The authors investigated the quantitative effects of sediment load or thickness on the recruitment, growth, and survival/mortality rates of the macroalga S. microphyllum C. Agardh on the fringing coral reef in Geoffrey Bay, Magnetic Island, Australia (199'S, 14651'E).

What was learned
For three sampling periods (3, 9 and 15 months) the recruitment, growth, and survival rates of S. microphyllum were significantly lowered as a result of an increased sediment load that was twice that of normal conditions. Sediment removal, however, did not significantly increase these rates, suggesting that "the abundance of S. microphyllum is not significantly affected" by the sediment levels experienced at the study site.

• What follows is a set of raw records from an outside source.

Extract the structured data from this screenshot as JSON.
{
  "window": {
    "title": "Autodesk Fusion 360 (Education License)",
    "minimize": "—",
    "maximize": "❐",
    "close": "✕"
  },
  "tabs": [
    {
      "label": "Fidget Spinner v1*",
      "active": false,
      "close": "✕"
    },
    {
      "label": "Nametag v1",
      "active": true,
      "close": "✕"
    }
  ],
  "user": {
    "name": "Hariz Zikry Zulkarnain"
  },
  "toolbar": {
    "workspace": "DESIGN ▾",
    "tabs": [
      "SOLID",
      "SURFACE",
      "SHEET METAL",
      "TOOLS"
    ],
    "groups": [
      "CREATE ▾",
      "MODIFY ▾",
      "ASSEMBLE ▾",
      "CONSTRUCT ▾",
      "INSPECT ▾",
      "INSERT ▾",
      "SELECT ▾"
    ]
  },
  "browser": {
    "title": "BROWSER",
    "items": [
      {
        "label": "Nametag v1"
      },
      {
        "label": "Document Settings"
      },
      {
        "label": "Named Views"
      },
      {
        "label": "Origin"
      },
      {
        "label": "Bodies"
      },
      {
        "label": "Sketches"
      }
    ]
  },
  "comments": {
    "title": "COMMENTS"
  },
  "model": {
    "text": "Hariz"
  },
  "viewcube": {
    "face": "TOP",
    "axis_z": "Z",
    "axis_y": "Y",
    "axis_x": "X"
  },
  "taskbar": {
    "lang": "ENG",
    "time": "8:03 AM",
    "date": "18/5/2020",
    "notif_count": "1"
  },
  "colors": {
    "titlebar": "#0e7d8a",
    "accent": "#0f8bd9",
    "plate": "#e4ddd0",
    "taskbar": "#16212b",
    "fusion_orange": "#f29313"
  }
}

What it means
According to the authors, the results of this study suggest that the abundance of S. microphyllum in areas with high sediment load "is not due to direct effects of sediments, but must be caused either by other factors correlated with sediments (i.e., nutrients), or indirectly by the effects of sediments on other organisms." The microalgae may therefore be merely "opportunistic beneficiaries" of the detrimental effects of sediments on other organisms, rather than being favored by high sediment loads.


Reviewed 1 June 1999